Thursday 10

JOHN CALE There’ve been long stretches in the past decade or so when it seemed like John Cale had entirely given up on rock and pop, but he’s just followed up 2003’s HoboSapiens with the new BlackAcetate (Astralwerks). (Table of the Elements released his amazing experimental 60s work with electronics and tape loops in the interim, which made for a nice distraction.) He says he’s taken inspiration from hip-hop, but thankfully that shows up only in the music’s revved-up energy and production values, not in any stabs at reproducing the genre itself–it’s hard to imagine anybody less suited to that. Cale’s at his best when he remembers that he’s capable of rocking out, shaping his thick, awkwardly regal voice into a declamatory instrument of sinister confidence. Or maybe he’s at his best when he’s writing really, really pretty songs and playing a little viola on them. After all these years I’m still not sure, but there are enough of both kinds of moment on BlackAcetate that I can forget the songs where he goes astray. Chris Connelly opens. 9 PM, Double Door, 1572 N. Milwaukee, 773-489-3160 or 312-559-1212, $20. –Monica Kendrick

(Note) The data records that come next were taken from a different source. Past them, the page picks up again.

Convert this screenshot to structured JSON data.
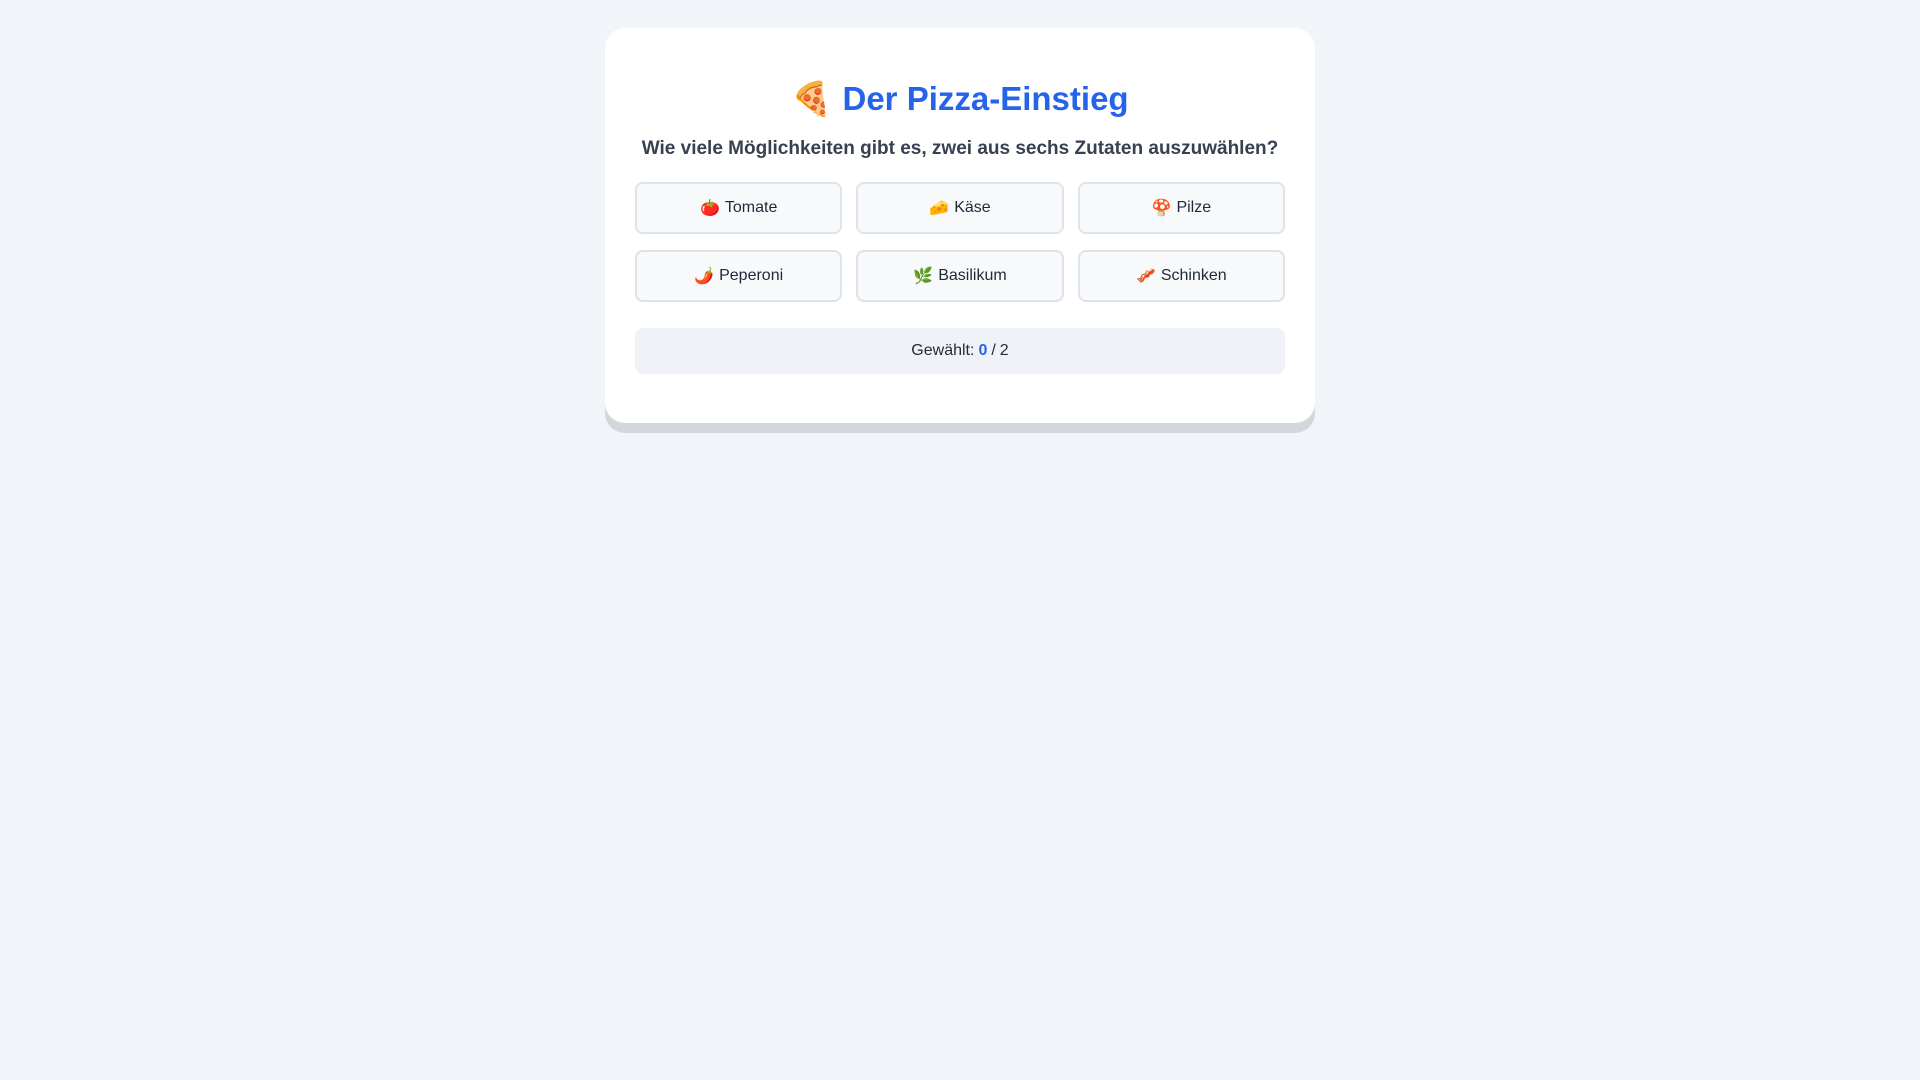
{
  "header": {
    "icon": "🍕",
    "title": "Der Pizza-Einstieg"
  },
  "question": "Wie viele Möglichkeiten gibt es, zwei aus sechs Zutaten auszuwählen?",
  "ingredients": [
    {
      "icon": "🍅",
      "label": "Tomate"
    },
    {
      "icon": "🧀",
      "label": "Käse"
    },
    {
      "icon": "🍄",
      "label": "Pilze"
    },
    {
      "icon": "🌶️",
      "label": "Peperoni"
    },
    {
      "icon": "🌿",
      "label": "Basilikum"
    },
    {
      "icon": "🥓",
      "label": "Schinken"
    }
  ],
  "status": {
    "label": "Gewählt:",
    "selected": "0",
    "separator": "/",
    "total": "2"
  },
  "colors": {
    "accent": "#2563eb",
    "background": "#f1f4f8",
    "card": "#ffffff"
  }
}
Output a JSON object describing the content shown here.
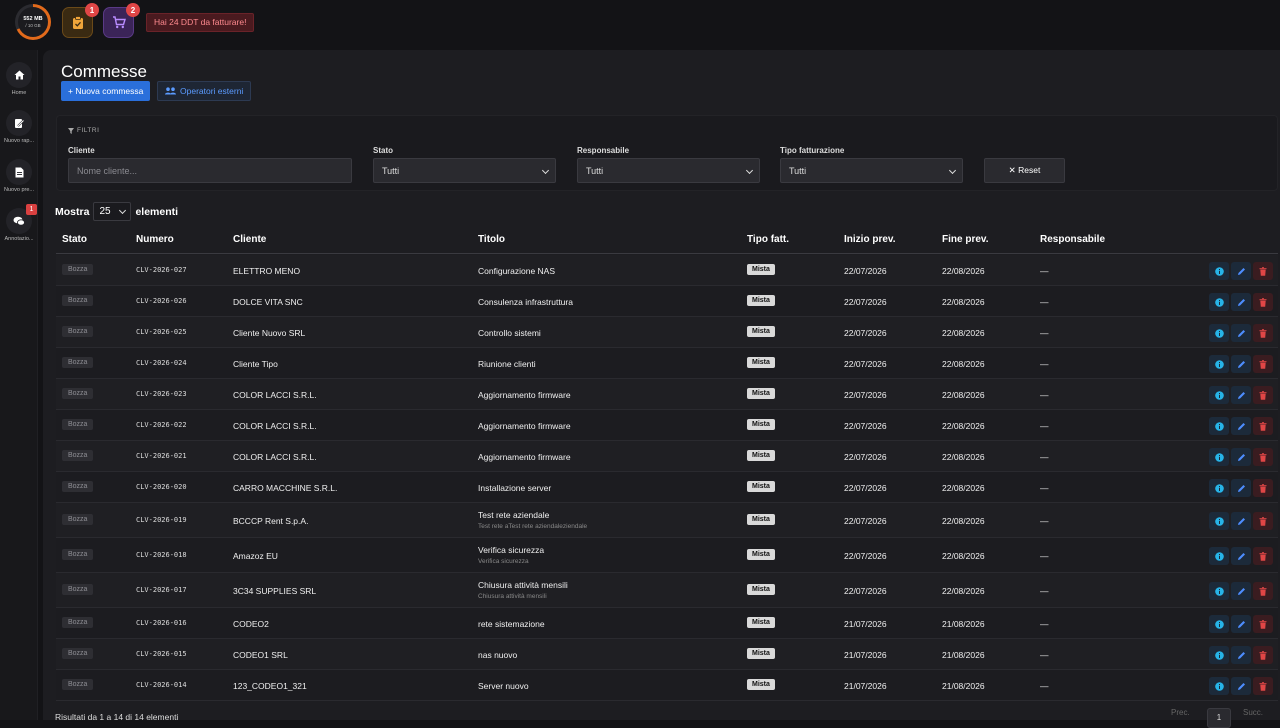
{
  "topbar": {
    "storage_used": "552 MB",
    "storage_total": "/ 10 GB",
    "orders_count": "1",
    "cart_count": "2",
    "alert": "Hai 24 DDT da fatturare!"
  },
  "sidebar": {
    "items": [
      {
        "label": "Home",
        "icon": "home-icon"
      },
      {
        "label": "Nuovo rap...",
        "icon": "report-icon"
      },
      {
        "label": "Nuovo pre...",
        "icon": "document-icon"
      },
      {
        "label": "Annotazio...",
        "icon": "chat-icon",
        "badge": "1"
      }
    ]
  },
  "page": {
    "title": "Commesse",
    "new_button": "+ Nuova commessa",
    "external_button": "Operatori esterni"
  },
  "filters": {
    "title": "FILTRI",
    "cliente_label": "Cliente",
    "cliente_placeholder": "Nome cliente...",
    "stato_label": "Stato",
    "stato_value": "Tutti",
    "responsabile_label": "Responsabile",
    "responsabile_value": "Tutti",
    "tipo_label": "Tipo fatturazione",
    "tipo_value": "Tutti",
    "reset_label": "✕ Reset"
  },
  "show": {
    "prefix": "Mostra",
    "value": "25",
    "suffix": "elementi"
  },
  "table": {
    "headers": [
      "Stato",
      "Numero",
      "Cliente",
      "Titolo",
      "Tipo fatt.",
      "Inizio prev.",
      "Fine prev.",
      "Responsabile"
    ],
    "rows": [
      {
        "stato": "Bozza",
        "numero": "CLV-2026-027",
        "cliente": "ELETTRO MENO",
        "titolo": "Configurazione NAS",
        "sub": "",
        "tipo": "Mista",
        "inizio": "22/07/2026",
        "fine": "22/08/2026",
        "resp": "—"
      },
      {
        "stato": "Bozza",
        "numero": "CLV-2026-026",
        "cliente": "DOLCE VITA SNC",
        "titolo": "Consulenza infrastruttura",
        "sub": "",
        "tipo": "Mista",
        "inizio": "22/07/2026",
        "fine": "22/08/2026",
        "resp": "—"
      },
      {
        "stato": "Bozza",
        "numero": "CLV-2026-025",
        "cliente": "Cliente Nuovo SRL",
        "titolo": "Controllo sistemi",
        "sub": "",
        "tipo": "Mista",
        "inizio": "22/07/2026",
        "fine": "22/08/2026",
        "resp": "—"
      },
      {
        "stato": "Bozza",
        "numero": "CLV-2026-024",
        "cliente": "Cliente Tipo",
        "titolo": "Riunione clienti",
        "sub": "",
        "tipo": "Mista",
        "inizio": "22/07/2026",
        "fine": "22/08/2026",
        "resp": "—"
      },
      {
        "stato": "Bozza",
        "numero": "CLV-2026-023",
        "cliente": "COLOR LACCI S.R.L.",
        "titolo": "Aggiornamento firmware",
        "sub": "",
        "tipo": "Mista",
        "inizio": "22/07/2026",
        "fine": "22/08/2026",
        "resp": "—"
      },
      {
        "stato": "Bozza",
        "numero": "CLV-2026-022",
        "cliente": "COLOR LACCI S.R.L.",
        "titolo": "Aggiornamento firmware",
        "sub": "",
        "tipo": "Mista",
        "inizio": "22/07/2026",
        "fine": "22/08/2026",
        "resp": "—"
      },
      {
        "stato": "Bozza",
        "numero": "CLV-2026-021",
        "cliente": "COLOR LACCI S.R.L.",
        "titolo": "Aggiornamento firmware",
        "sub": "",
        "tipo": "Mista",
        "inizio": "22/07/2026",
        "fine": "22/08/2026",
        "resp": "—"
      },
      {
        "stato": "Bozza",
        "numero": "CLV-2026-020",
        "cliente": "CARRO MACCHINE S.R.L.",
        "titolo": "Installazione server",
        "sub": "",
        "tipo": "Mista",
        "inizio": "22/07/2026",
        "fine": "22/08/2026",
        "resp": "—"
      },
      {
        "stato": "Bozza",
        "numero": "CLV-2026-019",
        "cliente": "BCCCP Rent S.p.A.",
        "titolo": "Test rete aziendale",
        "sub": "Test rete aTest rete aziendaleziendale",
        "tipo": "Mista",
        "inizio": "22/07/2026",
        "fine": "22/08/2026",
        "resp": "—"
      },
      {
        "stato": "Bozza",
        "numero": "CLV-2026-018",
        "cliente": "Amazoz EU",
        "titolo": "Verifica sicurezza",
        "sub": "Verifica sicurezza",
        "tipo": "Mista",
        "inizio": "22/07/2026",
        "fine": "22/08/2026",
        "resp": "—"
      },
      {
        "stato": "Bozza",
        "numero": "CLV-2026-017",
        "cliente": "3C34 SUPPLIES SRL",
        "titolo": "Chiusura attività mensili",
        "sub": "Chiusura attività mensili",
        "tipo": "Mista",
        "inizio": "22/07/2026",
        "fine": "22/08/2026",
        "resp": "—"
      },
      {
        "stato": "Bozza",
        "numero": "CLV-2026-016",
        "cliente": "CODEO2",
        "titolo": "rete sistemazione",
        "sub": "",
        "tipo": "Mista",
        "inizio": "21/07/2026",
        "fine": "21/08/2026",
        "resp": "—"
      },
      {
        "stato": "Bozza",
        "numero": "CLV-2026-015",
        "cliente": "CODEO1 SRL",
        "titolo": "nas nuovo",
        "sub": "",
        "tipo": "Mista",
        "inizio": "21/07/2026",
        "fine": "21/08/2026",
        "resp": "—"
      },
      {
        "stato": "Bozza",
        "numero": "CLV-2026-014",
        "cliente": "123_CODEO1_321",
        "titolo": "Server nuovo",
        "sub": "",
        "tipo": "Mista",
        "inizio": "21/07/2026",
        "fine": "21/08/2026",
        "resp": "—"
      }
    ]
  },
  "footer": {
    "results": "Risultati da 1 a 14 di 14 elementi",
    "prev": "Prec.",
    "page": "1",
    "next": "Succ."
  },
  "colors": {
    "accent": "#2a6fdb",
    "storage_ring": "#e26a1b",
    "alert_bg": "#4a1a1f",
    "delete": "#e04646"
  }
}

KINGSBURY MANX For their fourth full-length, The Fast Rise and Fall of the South (Yep Roc), these erstwhile Chapel Hill psych rockers settle into a softer musical cushion–more piano, more acoustic guitars–that makes their music prettier but also wispier and more precious. When they elect to startle you by returning briefly to their old freaky ways, it’s truly startling–most of the time they’re content with a familiar, middle-of-the-road sound bordering on light rock. The Standard and Gaberdine open. 9:30 PM, Subterranean, 2011 W. North, 773-278-6600 or 800-594-8499, $10. –Monica Kendrick

SOFT CIRCLE Former Black Dice drummer Hisham Bharoocha, who plays drums, guitar, keyboards, and electronics in this newish solo project, is reportedly aiming for a more chanting, meditative feel this time around. He doesn’t have any new recordings to judge from, but I feel pretty confident he’ll provoke the same kind of love-hate response the Black Dice always have. Grizzly Bear headlines and Lichens plays second. 9:30 PM, Empty Bottle, 1035 N. Western, 773-276-3600 or 866-468-3401, $8. –Monica Kendrick